From the records, return each line that has the word "username" in it.

-=-=-=-=-

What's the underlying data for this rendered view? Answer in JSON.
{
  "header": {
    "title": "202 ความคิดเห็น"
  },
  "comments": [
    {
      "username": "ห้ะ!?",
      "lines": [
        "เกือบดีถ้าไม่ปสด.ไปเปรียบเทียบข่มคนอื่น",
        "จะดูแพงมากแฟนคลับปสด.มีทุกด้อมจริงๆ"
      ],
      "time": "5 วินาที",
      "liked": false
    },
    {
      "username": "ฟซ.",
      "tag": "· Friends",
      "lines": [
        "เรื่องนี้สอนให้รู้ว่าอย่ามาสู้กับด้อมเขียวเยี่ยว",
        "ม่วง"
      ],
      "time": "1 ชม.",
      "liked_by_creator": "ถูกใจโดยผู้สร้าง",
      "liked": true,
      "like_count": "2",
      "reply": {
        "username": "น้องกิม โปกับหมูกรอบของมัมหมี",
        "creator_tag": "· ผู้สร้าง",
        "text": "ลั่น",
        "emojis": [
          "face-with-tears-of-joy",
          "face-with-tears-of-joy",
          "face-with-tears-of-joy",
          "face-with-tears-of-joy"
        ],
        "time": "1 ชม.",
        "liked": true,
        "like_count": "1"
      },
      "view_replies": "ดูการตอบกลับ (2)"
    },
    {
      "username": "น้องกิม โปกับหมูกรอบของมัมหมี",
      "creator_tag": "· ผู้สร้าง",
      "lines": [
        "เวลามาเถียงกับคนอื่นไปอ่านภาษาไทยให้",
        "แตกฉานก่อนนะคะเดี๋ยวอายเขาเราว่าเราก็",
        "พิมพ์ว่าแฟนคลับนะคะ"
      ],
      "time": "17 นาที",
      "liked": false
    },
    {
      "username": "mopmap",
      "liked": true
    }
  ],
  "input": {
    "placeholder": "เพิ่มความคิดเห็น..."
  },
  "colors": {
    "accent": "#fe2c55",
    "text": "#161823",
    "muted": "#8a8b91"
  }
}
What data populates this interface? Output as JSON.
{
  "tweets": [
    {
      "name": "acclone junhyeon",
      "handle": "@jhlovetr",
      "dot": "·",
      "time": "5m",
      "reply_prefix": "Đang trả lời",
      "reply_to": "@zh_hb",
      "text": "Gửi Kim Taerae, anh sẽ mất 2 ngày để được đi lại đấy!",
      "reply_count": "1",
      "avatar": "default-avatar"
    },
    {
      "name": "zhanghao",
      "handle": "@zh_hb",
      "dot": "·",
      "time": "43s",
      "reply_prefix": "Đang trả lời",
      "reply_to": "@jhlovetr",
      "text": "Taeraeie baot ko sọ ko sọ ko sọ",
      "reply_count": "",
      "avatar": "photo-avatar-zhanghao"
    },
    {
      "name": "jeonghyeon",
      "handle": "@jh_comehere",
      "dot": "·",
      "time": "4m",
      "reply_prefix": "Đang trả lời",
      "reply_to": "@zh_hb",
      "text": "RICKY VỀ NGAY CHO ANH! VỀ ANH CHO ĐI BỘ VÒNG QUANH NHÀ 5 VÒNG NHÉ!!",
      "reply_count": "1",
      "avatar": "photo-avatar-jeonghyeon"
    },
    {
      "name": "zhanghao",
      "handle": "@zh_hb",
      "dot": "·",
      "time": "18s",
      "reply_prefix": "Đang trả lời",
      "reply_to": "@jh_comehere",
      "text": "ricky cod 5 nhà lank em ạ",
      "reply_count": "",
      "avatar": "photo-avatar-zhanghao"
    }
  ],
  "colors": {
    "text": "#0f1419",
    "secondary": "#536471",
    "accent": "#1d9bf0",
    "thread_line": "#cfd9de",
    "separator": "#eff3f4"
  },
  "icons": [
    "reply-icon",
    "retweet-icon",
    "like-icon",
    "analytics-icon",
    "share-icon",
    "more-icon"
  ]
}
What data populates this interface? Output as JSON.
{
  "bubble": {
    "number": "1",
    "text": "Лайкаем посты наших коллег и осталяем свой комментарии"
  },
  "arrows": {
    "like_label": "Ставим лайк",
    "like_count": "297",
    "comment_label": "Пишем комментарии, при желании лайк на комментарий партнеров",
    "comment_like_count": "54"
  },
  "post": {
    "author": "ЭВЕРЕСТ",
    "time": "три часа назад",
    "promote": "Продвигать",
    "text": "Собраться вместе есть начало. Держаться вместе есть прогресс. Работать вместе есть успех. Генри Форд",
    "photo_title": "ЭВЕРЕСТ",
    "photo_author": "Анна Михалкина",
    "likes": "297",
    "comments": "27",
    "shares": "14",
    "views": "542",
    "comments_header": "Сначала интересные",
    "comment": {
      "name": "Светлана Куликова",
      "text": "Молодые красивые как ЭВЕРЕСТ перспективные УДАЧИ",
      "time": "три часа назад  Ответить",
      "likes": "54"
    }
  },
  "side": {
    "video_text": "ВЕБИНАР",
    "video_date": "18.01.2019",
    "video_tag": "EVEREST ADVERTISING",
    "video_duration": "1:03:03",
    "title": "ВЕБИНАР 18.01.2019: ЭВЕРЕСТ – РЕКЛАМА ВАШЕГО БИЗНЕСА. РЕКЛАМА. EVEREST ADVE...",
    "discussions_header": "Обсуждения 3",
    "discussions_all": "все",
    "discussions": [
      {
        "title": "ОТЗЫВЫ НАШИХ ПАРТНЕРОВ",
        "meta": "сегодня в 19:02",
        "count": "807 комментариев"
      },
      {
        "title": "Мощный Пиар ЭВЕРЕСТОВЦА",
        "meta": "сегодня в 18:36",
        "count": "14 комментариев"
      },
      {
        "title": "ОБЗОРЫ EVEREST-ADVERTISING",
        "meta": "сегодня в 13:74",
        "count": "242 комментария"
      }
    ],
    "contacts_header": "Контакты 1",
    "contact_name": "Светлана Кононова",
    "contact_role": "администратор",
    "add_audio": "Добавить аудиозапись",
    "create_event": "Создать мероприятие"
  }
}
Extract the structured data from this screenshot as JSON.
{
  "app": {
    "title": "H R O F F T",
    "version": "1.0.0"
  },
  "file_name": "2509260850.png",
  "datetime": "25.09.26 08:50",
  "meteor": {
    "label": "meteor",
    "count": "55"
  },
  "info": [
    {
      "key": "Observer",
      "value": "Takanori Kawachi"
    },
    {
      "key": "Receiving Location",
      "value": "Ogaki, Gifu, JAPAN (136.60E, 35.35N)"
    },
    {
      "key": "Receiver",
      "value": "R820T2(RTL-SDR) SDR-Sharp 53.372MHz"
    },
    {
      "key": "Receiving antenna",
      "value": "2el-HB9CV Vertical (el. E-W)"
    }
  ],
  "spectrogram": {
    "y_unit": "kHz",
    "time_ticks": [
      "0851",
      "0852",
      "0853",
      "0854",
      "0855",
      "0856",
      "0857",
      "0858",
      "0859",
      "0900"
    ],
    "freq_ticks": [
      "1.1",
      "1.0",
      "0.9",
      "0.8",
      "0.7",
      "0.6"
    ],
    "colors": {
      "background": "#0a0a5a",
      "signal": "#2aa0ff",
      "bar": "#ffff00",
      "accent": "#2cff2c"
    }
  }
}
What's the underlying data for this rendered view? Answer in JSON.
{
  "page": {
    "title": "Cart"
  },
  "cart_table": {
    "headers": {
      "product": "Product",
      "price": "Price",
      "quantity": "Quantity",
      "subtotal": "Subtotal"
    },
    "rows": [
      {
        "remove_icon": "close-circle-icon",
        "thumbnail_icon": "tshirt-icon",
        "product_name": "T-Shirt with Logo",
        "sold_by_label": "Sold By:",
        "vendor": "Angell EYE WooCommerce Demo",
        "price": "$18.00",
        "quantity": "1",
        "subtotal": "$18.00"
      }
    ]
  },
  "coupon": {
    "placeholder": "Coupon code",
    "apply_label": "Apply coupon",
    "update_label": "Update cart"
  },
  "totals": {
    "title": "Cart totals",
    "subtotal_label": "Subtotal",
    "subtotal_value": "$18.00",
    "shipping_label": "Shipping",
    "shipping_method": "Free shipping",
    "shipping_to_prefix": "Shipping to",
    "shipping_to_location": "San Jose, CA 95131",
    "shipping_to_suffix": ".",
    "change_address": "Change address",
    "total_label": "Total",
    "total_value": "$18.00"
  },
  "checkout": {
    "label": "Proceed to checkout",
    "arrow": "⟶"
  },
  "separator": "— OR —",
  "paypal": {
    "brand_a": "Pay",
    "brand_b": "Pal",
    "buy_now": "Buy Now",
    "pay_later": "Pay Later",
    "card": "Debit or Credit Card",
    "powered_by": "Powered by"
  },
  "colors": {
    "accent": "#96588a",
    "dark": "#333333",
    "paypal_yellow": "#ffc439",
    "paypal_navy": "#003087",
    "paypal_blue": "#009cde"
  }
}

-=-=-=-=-

*RESPONSE TO THIS TASK*
      "username": "ห้ะ!?",
      "username": "ฟซ.",
        "username": "น้องกิม โปกับหมูกรอบของมัมหมี",
      "username": "น้องกิม โปกับหมูกรอบของมัมหมี",
      "username": "mopmap",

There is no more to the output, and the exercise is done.